Don't look for anything new, aside from the recording technology, in found footage fright film 'Paranormal Activity 4,' starring Kathryn Newton.(Photo: Dean Hendler, Paramount Pictures)
The franchise that capitalized on the found-footage craze has gotten lost.
There's virtually nothing new in the dull Paranormal Activity 4 (*
* stars out of four; rated R; opens Friday nationwide) except for a
modification in the method of documenting the spooky shenanigans. Most
of the creepy stuff is recorded via a laptop webcam or video chats
instead of a standard video camera.
The Paranormal movies
hinge on the increasingly popular concept of found footage, in which
large swaths of the story are presented as a homemade video capturing
unseen ghostly events. While the first Paranormal Activity in
2007 was fresh and genuinely frightening, the concept has grown stale
and gimmicky. In this sloppy installment, some visuals don't even fall
within found-footage parameters or adhere to the story's internal logic.
MORE: 'Found-footage' movies are so successful, it's scary
terrors lack originality or are never fully realized. Rather than
moving the story forward by fleshing out the ghost story that's been
evolving over the previous three films, directors Henry Joost and Ariel
Schulman rely on goosing the audience with false scares and bland jolts.
With its nerve-jangling deployment of ordinary household items
gone mysteriously awry, the first film was a phenomenon. This time, the
things that go bump in the night are run-of-the-mill bangs, clatters,
slams and thuds that rarely elicit the jitters, jumps and screams that
audiences experienced in the first couple films.
Alex (Kathryn Newton) lives in a spacious house with her rather
disconnected parents and little brother. When Robbie (Brady Allen), a
strange little boy living next door, comes to stay with them for a few
days, malevolent weirdness ensues. Alex and her pal Ben (Matt Shively)
decide to investigate what's going on, setting up laptops to record
events in several rooms, utilizing motion-sensing equipment with
tracking dots and night vision. But some of the images that vaguely
emerge seem to lead nowhere, except perhaps to eye strain.
follow-up feels scattershot and pointless, riding on the coattails of

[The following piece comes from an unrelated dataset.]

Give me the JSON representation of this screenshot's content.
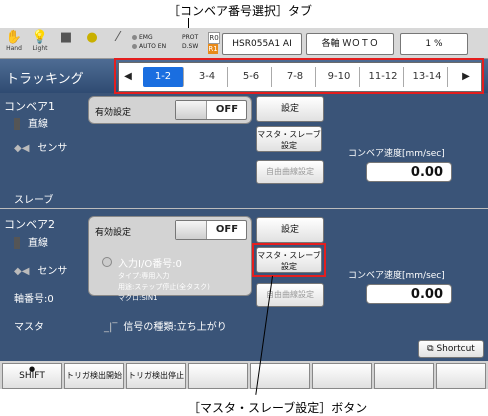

its predecessors. Potentially frightening elements are introduced, then
dropped or never fully played out. Once the scares start happening
slowly the terror quotient remains muted. A neighborhood witches'
coven plays into the proceedings. But it is more silly than fearsome.
The longevity of the Paranormal Activity
series is keyed to originality. How many times can the filmmakers keep
re-warming the same old story? How many times can bodies be violently
dragged from their beds until the viewer is inured to the terrifying
If the folks behind Paranormal are intent on churning them out, then the films need to be more imaginative, conjuring up new kinds of scares.
Paranormal Activity 4 is more like Paranormal Stasis.